They existed first in static land-based installations near harbours – non-directional installations were being deployed in Auxiliary Patrol bases in late 1916. In March 1917, the S.N.Os. of the A.P. areas were asked to appoint an officer in charge of the hydrophone from those trained at Hawkcraig Experimental Station. In April, directional equipment started to arrive and in May, gramophone records of various engine and propeller noises were distributed for training.
Other land-based installations coordinated the use of electrically-triggered mine defences. As their value in antisubmarine warfare became clear, efforts to create versions that could be used from a moving ship platform and which afforded the user a sense of in which direction the undersea quarry was to be found commenced. Progress in this field was modest during the war.
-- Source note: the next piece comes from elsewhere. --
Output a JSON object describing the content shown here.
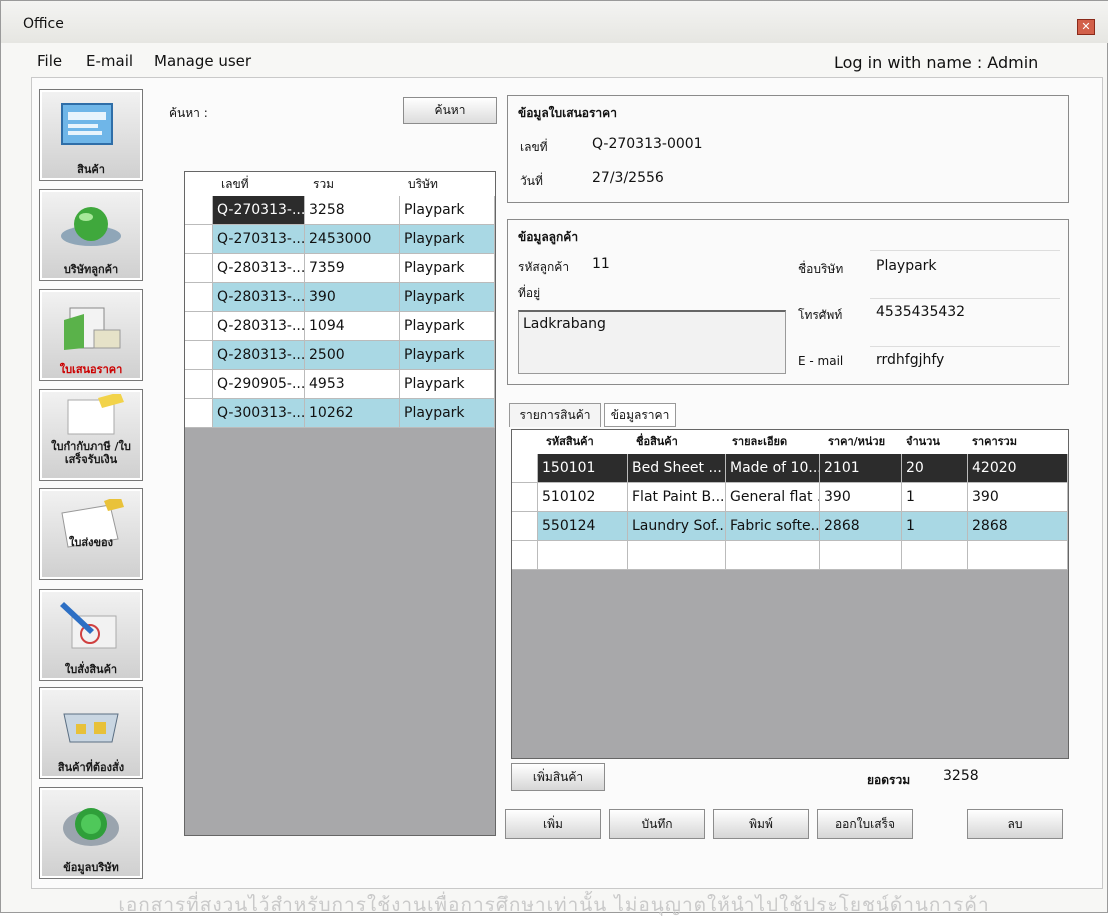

- Admiralty, Technical History Section (1919). The Technical History and Index: The Anti-Submarine Division of the Naval Staff. Vol. 1, Part 7. C.B. 1515 (7) now O.U. 6171/7. At The National Archives. ADM 275/19.
- a section in Annual Report of the Torpedo School for 1924 on 295 on hydrophones in submarines.
- "Naval & Military Intelligence." The Times (London, England), Tuesday, Nov 15, 1892; pg. 11; Issue 33796.
- The Technical History and Index, Vol. 1, Part 7. p. 11.